Fitting in new names
In some communities, memorializing casualties from the wars in Iraq and Afghanistan has been as simple and inclusive as carving their names into existing monuments.
Becky Lambert’s son, Marine Sgt. Jonathan Lambert, died in 2003 after a Humvee accident on his way home from Iraq. She watched as her son’s name was carved into the memorial in front of the Prentiss County Courthouse, and as gratifying as the tribute is, Becky Lambert, who works across the street from the courthouse, never knows how it will affect her.
“It hurts when you walk by it,” she said. “There’s pride there, but sometimes … you can’t breathe, knowing his name is there.”
Pontotoc County has added four names – Mounce, Mayo, Self and Marine Lance Cpl. Lucas Tucker – to the memorial on the southeast corner of the courthouse square.
In other communities, it’s not so simple. The Lafayette County veterans memorial is a bronze plaque that lists residents who gave their lives in wars from WWI to Vietnam. When Army 1st Lt. Donald C. Carwile of Abbeville died in 2008 from an IED and a firefight in Afghanistan, his name was carved into a separate slab of marble, which was placed at the foot of the existing memorial.
Starkville-area residents have a similar problem. The current monument features a tablet design filled with the names of servicemen killed in previous wars, but when Army Sgt. Courtland Kennard was killed by a roadside bomb in Iraq in 2006 and Army Cpl. Taylor McDavid was killed by a suicide bomber in Baghdad in 2008, the need for another became obvious.
“There’s no place to put them on the monument,” said Jeff Donald, co-chair of the military affairs committee of the Greater Starkville Development Partnership.
Partnership members hope to raise $10,000-12,000 for a new but similar monument that would provide room for recent and future casualties.

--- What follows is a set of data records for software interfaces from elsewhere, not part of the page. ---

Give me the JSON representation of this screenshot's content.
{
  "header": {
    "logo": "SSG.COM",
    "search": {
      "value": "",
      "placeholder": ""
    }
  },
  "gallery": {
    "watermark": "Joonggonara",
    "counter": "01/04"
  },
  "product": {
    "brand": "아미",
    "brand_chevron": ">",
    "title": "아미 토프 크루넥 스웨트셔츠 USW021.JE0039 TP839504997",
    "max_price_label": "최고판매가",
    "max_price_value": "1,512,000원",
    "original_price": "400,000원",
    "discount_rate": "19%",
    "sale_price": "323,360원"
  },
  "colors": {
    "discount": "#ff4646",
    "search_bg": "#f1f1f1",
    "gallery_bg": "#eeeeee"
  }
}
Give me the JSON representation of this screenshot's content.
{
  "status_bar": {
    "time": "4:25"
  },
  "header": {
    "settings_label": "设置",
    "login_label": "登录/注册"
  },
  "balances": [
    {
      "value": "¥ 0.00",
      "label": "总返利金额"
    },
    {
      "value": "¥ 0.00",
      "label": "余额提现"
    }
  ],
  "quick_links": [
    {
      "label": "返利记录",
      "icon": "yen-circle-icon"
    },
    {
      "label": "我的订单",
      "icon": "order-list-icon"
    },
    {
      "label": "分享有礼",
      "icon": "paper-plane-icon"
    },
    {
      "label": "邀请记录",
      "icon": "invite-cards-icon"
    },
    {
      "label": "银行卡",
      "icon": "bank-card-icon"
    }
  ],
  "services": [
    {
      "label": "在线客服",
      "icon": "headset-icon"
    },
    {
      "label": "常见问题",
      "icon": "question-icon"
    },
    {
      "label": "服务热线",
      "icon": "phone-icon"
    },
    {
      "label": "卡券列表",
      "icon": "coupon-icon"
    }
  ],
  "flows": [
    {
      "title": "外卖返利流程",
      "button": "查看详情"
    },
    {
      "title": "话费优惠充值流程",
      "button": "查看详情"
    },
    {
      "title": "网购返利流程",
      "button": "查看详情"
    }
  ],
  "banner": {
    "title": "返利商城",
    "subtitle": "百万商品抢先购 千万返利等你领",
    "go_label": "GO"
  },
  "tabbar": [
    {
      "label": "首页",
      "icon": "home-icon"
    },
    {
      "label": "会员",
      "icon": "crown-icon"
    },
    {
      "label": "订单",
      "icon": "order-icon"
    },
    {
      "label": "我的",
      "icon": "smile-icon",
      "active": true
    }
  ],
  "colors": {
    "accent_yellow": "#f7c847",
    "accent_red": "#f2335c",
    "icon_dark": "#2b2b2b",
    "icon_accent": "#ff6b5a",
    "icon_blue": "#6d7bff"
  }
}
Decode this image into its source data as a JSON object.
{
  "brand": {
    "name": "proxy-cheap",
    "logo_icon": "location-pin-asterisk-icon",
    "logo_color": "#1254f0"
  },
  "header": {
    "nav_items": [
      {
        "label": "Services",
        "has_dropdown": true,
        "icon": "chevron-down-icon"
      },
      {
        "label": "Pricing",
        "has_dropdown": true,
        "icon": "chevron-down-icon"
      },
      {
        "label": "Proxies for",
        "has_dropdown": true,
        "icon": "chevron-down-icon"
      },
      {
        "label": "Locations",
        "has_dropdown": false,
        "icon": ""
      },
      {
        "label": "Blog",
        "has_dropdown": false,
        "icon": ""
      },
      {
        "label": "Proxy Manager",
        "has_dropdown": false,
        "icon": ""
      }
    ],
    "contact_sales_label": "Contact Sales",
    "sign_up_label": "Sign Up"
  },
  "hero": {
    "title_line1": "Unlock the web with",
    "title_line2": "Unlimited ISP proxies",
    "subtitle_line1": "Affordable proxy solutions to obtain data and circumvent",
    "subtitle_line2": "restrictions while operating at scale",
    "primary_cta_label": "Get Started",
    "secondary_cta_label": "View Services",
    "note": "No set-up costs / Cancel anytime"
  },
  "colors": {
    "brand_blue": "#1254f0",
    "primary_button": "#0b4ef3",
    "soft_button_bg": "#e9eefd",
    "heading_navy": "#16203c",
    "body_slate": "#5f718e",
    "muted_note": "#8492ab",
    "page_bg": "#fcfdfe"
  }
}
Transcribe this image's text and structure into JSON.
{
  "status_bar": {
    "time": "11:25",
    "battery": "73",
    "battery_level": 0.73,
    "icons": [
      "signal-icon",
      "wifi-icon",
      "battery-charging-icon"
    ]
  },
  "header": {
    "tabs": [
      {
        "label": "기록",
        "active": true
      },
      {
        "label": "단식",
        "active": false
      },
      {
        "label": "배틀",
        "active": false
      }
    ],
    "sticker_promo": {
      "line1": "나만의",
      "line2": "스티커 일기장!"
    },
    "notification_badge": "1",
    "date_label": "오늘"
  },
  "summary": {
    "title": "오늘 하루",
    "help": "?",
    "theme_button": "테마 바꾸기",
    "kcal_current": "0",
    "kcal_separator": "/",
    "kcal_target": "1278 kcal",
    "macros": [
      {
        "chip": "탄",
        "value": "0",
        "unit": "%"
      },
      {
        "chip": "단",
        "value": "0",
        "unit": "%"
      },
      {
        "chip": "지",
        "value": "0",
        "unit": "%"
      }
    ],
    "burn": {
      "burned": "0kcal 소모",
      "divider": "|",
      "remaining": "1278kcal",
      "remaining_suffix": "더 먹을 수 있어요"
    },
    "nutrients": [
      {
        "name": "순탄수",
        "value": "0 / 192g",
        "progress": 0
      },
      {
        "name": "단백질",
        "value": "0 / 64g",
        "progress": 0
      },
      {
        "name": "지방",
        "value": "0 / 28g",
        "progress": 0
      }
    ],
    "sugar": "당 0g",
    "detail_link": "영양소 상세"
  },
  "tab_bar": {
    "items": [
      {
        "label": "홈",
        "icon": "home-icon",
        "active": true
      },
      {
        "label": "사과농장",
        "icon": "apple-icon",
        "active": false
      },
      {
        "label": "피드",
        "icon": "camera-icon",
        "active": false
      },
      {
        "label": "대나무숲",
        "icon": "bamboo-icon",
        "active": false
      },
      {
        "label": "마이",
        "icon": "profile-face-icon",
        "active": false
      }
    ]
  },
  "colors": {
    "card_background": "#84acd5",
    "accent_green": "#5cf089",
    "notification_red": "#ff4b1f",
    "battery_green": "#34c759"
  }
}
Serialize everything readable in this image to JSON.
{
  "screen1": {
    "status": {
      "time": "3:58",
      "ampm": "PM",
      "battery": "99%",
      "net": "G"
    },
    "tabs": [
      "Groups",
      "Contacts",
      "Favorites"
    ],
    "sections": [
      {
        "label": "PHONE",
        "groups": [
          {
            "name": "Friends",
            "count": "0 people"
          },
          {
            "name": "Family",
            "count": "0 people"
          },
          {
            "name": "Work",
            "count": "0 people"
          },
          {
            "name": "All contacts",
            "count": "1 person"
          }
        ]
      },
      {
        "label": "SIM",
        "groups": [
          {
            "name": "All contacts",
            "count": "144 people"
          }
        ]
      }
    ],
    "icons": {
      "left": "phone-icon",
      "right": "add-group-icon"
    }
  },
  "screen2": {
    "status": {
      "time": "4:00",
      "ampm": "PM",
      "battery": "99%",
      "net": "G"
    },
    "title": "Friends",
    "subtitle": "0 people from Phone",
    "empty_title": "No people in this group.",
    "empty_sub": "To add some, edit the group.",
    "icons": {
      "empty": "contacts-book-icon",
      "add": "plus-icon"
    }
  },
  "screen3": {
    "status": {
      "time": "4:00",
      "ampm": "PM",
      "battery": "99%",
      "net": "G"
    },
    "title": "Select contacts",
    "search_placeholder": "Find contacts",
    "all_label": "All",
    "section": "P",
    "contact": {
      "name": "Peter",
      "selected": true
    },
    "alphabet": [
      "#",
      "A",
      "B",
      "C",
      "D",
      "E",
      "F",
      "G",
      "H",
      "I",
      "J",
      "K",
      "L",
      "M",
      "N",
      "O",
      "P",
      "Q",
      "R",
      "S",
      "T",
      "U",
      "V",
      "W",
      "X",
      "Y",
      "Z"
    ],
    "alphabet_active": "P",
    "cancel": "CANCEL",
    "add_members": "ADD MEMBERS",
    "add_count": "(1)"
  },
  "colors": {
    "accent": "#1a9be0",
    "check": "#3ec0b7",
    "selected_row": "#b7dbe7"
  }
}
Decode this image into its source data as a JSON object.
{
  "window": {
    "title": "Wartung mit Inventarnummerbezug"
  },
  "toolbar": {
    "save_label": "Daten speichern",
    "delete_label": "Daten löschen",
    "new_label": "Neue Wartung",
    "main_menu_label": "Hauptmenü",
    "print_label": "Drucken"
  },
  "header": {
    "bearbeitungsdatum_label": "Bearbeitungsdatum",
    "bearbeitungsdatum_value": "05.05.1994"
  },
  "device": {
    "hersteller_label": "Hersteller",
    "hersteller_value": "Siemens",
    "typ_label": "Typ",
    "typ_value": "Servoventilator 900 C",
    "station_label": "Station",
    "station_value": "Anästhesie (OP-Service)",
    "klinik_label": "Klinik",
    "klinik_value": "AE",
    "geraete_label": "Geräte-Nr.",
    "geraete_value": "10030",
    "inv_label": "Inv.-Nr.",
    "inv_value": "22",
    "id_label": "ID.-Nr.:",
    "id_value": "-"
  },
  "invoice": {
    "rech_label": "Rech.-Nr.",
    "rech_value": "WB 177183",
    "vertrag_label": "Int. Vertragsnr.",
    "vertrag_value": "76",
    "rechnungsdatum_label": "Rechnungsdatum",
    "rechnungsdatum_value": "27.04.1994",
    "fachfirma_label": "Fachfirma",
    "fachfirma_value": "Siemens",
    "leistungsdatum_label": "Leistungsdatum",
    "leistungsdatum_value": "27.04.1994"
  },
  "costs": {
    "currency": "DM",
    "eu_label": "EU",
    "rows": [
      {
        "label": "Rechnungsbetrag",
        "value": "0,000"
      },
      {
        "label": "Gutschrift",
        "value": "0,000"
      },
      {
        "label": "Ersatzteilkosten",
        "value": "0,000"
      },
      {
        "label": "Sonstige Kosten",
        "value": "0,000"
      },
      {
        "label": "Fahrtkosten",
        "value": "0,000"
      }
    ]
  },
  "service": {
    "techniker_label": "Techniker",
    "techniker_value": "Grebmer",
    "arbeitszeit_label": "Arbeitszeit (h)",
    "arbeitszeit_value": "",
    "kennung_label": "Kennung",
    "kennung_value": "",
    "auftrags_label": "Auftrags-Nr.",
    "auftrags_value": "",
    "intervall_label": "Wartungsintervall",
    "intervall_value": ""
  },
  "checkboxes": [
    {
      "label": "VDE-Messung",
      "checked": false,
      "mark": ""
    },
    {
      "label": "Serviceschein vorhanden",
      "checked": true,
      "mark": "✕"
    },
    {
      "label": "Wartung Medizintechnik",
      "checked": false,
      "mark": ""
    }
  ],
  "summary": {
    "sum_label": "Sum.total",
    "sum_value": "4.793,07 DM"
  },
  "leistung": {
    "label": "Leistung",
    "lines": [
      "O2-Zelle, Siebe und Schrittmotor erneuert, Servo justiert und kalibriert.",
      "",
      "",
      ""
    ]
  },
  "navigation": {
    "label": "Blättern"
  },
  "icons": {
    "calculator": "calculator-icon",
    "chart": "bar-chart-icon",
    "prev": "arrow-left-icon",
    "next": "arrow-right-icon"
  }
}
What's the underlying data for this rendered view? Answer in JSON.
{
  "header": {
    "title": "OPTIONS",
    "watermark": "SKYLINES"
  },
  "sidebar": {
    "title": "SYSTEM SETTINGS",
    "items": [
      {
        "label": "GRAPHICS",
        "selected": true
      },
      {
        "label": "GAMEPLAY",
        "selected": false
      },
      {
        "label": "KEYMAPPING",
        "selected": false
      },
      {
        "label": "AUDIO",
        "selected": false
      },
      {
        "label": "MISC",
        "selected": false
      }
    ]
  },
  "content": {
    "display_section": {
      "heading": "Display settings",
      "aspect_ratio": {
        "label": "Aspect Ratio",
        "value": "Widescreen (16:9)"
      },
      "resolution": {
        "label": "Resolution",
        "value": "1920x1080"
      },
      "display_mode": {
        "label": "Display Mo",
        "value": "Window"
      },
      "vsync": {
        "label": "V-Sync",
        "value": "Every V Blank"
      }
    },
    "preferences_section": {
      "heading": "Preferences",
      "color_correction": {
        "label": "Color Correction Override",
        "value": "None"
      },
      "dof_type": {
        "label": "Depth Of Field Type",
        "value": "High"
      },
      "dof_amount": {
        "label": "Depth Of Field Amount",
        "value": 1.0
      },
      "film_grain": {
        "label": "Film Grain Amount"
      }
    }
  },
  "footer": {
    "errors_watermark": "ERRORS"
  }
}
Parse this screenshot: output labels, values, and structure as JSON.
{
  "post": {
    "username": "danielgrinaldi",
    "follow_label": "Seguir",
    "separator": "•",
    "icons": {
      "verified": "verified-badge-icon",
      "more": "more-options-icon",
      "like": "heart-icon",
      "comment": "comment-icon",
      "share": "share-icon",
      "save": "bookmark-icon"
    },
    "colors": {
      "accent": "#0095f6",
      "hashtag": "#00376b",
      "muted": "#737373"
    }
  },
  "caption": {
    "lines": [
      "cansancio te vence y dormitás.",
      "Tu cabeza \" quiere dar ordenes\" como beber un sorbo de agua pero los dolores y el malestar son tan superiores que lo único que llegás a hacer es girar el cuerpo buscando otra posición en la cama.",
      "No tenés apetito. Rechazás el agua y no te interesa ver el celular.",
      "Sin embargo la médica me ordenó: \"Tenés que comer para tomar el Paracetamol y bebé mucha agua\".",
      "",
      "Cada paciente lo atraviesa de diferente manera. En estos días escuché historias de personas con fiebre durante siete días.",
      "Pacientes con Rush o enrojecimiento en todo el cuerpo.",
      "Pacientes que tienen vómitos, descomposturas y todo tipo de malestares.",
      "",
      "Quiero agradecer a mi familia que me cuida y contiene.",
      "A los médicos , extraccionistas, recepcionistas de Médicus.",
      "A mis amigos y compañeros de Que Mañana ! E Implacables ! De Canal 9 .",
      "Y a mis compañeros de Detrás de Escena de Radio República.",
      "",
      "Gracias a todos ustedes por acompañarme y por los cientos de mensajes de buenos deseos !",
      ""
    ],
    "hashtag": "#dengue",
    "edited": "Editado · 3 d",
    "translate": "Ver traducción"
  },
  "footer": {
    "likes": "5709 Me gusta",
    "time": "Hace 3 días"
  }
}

“We should honor these,” Donald said. “If we don’t put their names down there somewhere, their memory will be lost, and we don’t want that to happen.”
Contact Errol Castens at (662) 281-1069 or firstname.lastname@example.org.
Donations for the Starkville memorial can be sent c/o GSDP, 200 E. Main, Starkville, MS 39759.
See photographs of Northeast Mississippi fallen soliders in today’s NEMS Daily Journal newspaper.